(Excerpts from an interface dataset)
%%

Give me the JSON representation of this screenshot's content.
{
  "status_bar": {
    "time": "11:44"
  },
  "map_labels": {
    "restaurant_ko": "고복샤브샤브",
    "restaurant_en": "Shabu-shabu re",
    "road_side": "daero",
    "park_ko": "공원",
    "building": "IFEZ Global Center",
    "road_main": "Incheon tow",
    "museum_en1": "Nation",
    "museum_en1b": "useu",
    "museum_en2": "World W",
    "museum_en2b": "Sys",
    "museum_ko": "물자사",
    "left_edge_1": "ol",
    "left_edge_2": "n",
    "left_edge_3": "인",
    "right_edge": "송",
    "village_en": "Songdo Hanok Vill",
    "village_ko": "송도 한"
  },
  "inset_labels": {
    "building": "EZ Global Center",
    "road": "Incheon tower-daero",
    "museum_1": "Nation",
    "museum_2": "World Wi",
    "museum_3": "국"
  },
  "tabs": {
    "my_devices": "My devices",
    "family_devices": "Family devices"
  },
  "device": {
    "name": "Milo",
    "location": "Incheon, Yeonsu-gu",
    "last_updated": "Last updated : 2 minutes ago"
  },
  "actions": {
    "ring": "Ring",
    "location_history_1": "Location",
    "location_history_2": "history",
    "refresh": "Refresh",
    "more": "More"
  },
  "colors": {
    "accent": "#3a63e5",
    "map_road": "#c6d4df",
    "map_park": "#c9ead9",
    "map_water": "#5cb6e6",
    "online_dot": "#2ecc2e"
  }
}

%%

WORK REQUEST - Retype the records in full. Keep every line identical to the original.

ANSWER SPACE -
Give me the JSON representation of this screenshot's content.
{
  "status_bar": {
    "time": "11:44"
  },
  "map_labels": {
    "restaurant_ko": "고복샤브샤브",
    "restaurant_en": "Shabu-shabu re",
    "road_side": "daero",
    "park_ko": "공원",
    "building": "IFEZ Global Center",
    "road_main": "Incheon tow",
    "museum_en1": "Nation",
    "museum_en1b": "useu",
    "museum_en2": "World W",
    "museum_en2b": "Sys",
    "museum_ko": "물자사",
    "left_edge_1": "ol",
    "left_edge_2": "n",
    "left_edge_3": "인",
    "right_edge": "송",
    "village_en": "Songdo Hanok Vill",
    "village_ko": "송도 한"
  },
  "inset_labels": {
    "building": "EZ Global Center",
    "road": "Incheon tower-daero",
    "museum_1": "Nation",
    "museum_2": "World Wi",
    "museum_3": "국"
  },
  "tabs": {
    "my_devices": "My devices",
    "family_devices": "Family devices"
  },
  "device": {
    "name": "Milo",
    "location": "Incheon, Yeonsu-gu",
    "last_updated": "Last updated : 2 minutes ago"
  },
  "actions": {
    "ring": "Ring",
    "location_history_1": "Location",
    "location_history_2": "history",
    "refresh": "Refresh",
    "more": "More"
  },
  "colors": {
    "accent": "#3a63e5",
    "map_road": "#c6d4df",
    "map_park": "#c9ead9",
    "map_water": "#5cb6e6",
    "online_dot": "#2ecc2e"
  }
}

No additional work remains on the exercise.